  • ESPN often does the same thing as TSN, often running shortened (well, two hour block) versions of the night's big game on the network around 2 AM or so on ESPN 2, giving night owls the phrase "Due to time constraints, we'll move ahead to further action."
  • ESPN's practices have now moved to regional sports networks, allowing second shifters to catch their games.
  • Most of the networks aimed at kids in the U.S (Cartoon Network, Nickelodeon, Disney Channel) have a East and West coast channel.
  • Starting originally as east/west coast feeds, but always featured as separate channels on Satellite and increasingly Cable Networks, premium movie channels like HBO, Showtime, and Cinemax have several channels now with a repeat 3 hours later -W channel (HBOW, Show-West, etc)
  • Pro TV Chișinău is the Moldova sister-channel of Romanian Pro TV. The timeshift is actually incidental and the result of poor timing of commercial times, but can act as this with a maximum difference of about 15 minutes. The irony goes further that there are obvious awkward attempts to put the shows in perfect sync, but it rarely works out.

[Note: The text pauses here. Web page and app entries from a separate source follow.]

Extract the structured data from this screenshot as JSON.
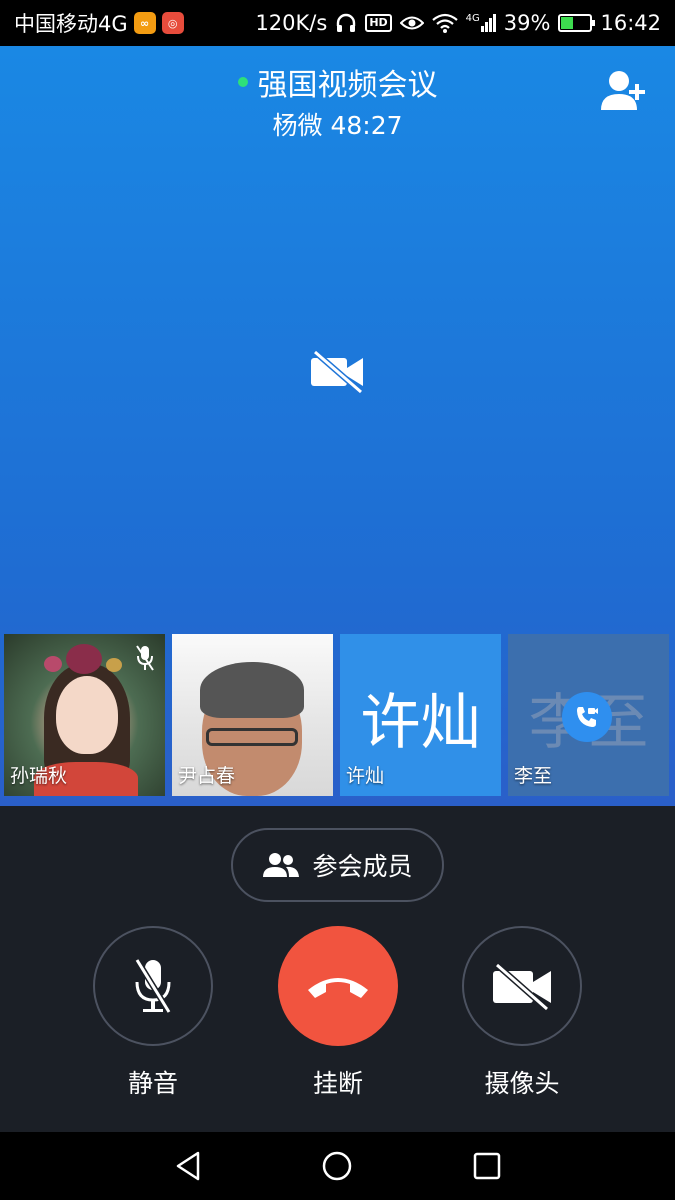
{
  "status_bar": {
    "carrier": "中国移动4G",
    "speed": "120K/s",
    "hd": "HD",
    "network": "4G",
    "battery_percent": "39%",
    "battery_level": 0.39,
    "time": "16:42"
  },
  "meeting": {
    "title": "强国视频会议",
    "host": "杨微",
    "duration": "48:27"
  },
  "participants": [
    {
      "name": "孙瑞秋",
      "type": "video",
      "muted": true
    },
    {
      "name": "尹占春",
      "type": "video",
      "muted": false
    },
    {
      "name": "许灿",
      "type": "avatar",
      "avatar_text": "许灿"
    },
    {
      "name": "李至",
      "type": "calling",
      "avatar_text": "李至"
    }
  ],
  "controls": {
    "participants_button": "参会成员",
    "mute_label": "静音",
    "hangup_label": "挂断",
    "camera_label": "摄像头"
  },
  "colors": {
    "accent_blue": "#1a88e4",
    "hangup_red": "#f1543f",
    "online_green": "#2ee07a",
    "panel_bg": "#1b1f26"
  }
}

  • The UK station Channel 4 has a basic timeshift channel, Channel 4+1, but also Four Seven, which is a kind of non-linear timeshift channel, showing the same programmes but in a different order and with its own presentation between.

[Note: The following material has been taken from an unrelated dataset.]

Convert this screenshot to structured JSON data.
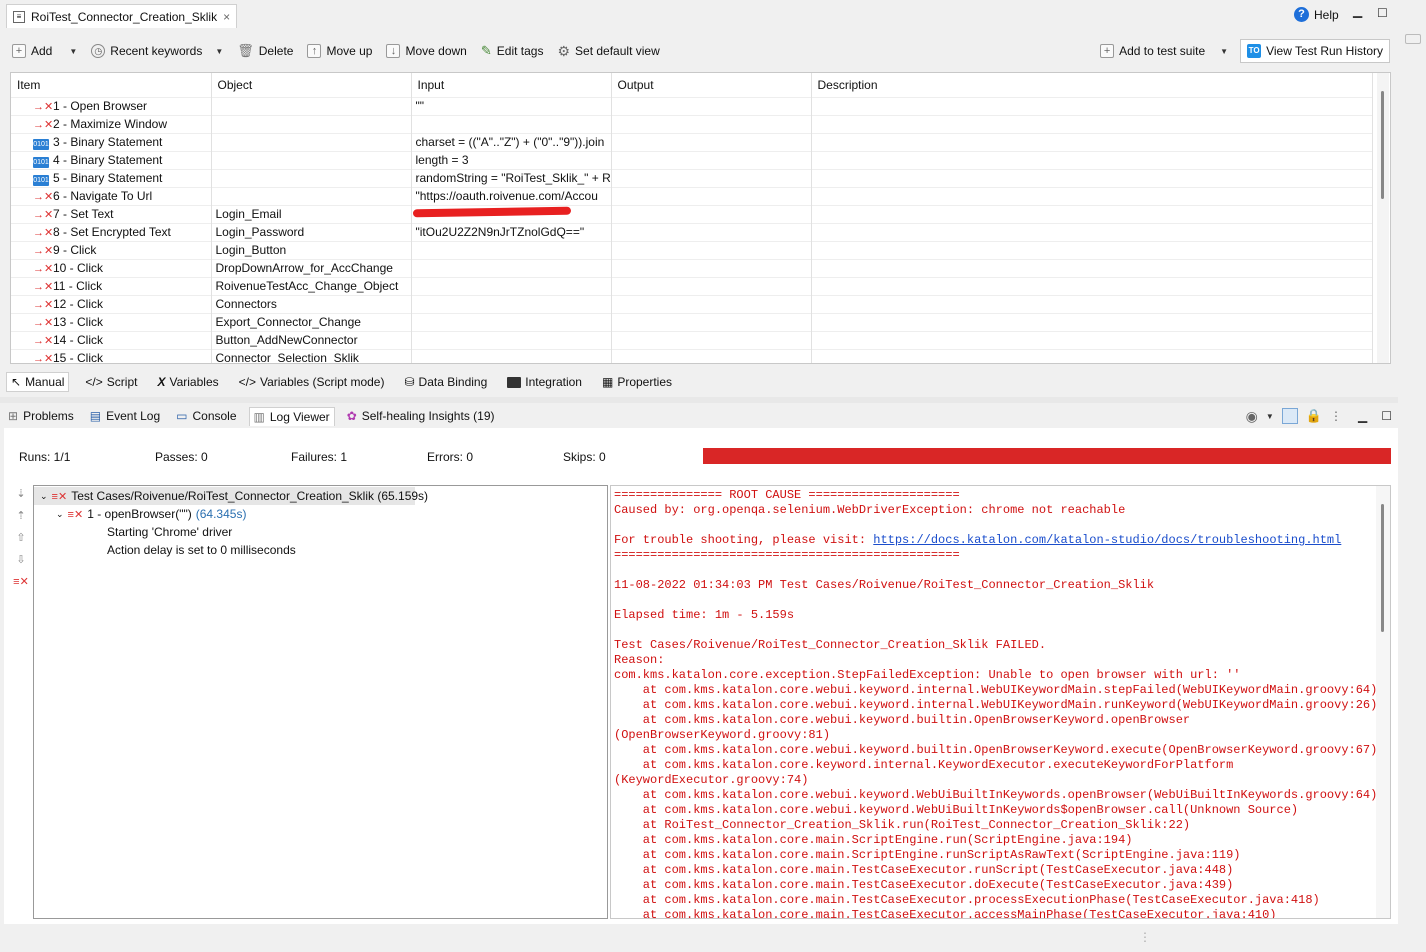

  • In Portugal, this is not the responsibility of the channels themselves, but of the cable/IPTV/whatever companies. 4 of the 5 cable companies (i.e. all except Cabovisão) have this kind of functionality, and they allow us to see the program from the (theoretical) beginning, even when the program is still on. Its called Gravações Automáticas (Automatic Recordings) in Meo and you can see the programs a whopping 7 days after the first broadcast of the show (including when the show is still on). In Vodafone, it's also called Gravações Automáticas when the first broadcast of the show ended and it also allows you to see the show after 7 days, but it's called Restart TV when the show is still on. In ZON, it's called Timewarp when the show has ended and you can still see the show for seven days and Restart TV when the show is still on. In Optimus Clix, it's called Restart TV both when the show is on and already ended, and it works when the show is 2 days or less old. The problem is when the TV channels aren't that punctual... Oh, and sometimes not all channels are avaliable (but neither one of these is those channels we see, so... - for the most part, anyway).

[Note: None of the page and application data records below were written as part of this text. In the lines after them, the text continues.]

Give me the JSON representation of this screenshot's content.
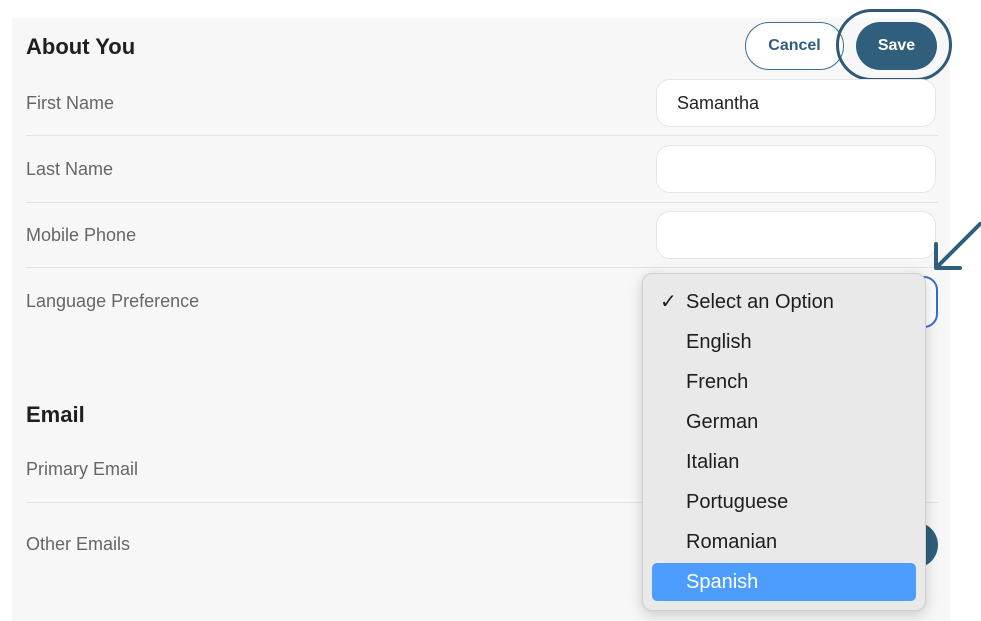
{
  "about": {
    "title": "About You",
    "cancel_label": "Cancel",
    "save_label": "Save",
    "first_name_label": "First Name",
    "first_name_value": "Samantha",
    "last_name_label": "Last Name",
    "last_name_value": "",
    "mobile_label": "Mobile Phone",
    "mobile_value": "",
    "language_label": "Language Preference"
  },
  "email": {
    "title": "Email",
    "primary_label": "Primary Email",
    "other_label": "Other Emails"
  },
  "language_dropdown": {
    "options": [
      "Select an Option",
      "English",
      "French",
      "German",
      "Italian",
      "Portuguese",
      "Romanian",
      "Spanish"
    ],
    "checked": "Select an Option",
    "highlighted": "Spanish",
    "check_glyph": "✓"
  },
  "colors": {
    "primary": "#2f5f7d",
    "highlight": "#4c9dff",
    "focus_border": "#2f6fd0"
  }
}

  • Some local stations, such as WGN in Chicago, WTVF in Nashville and WWL in New Orleans, run separate cable or digital over-the-air channels which are devoted to running the latest newscast on an automated loop to allow viewers to catch up. In fact, many station websites often now use their 'live streaming' video channels to loop a newscast when they aren't live. In the past the only way to rewatch a newscast was often a late-night replay of the late news; this still occurs on some stations but has become more rare as time has gone on.

Alternative Title(s): Plus One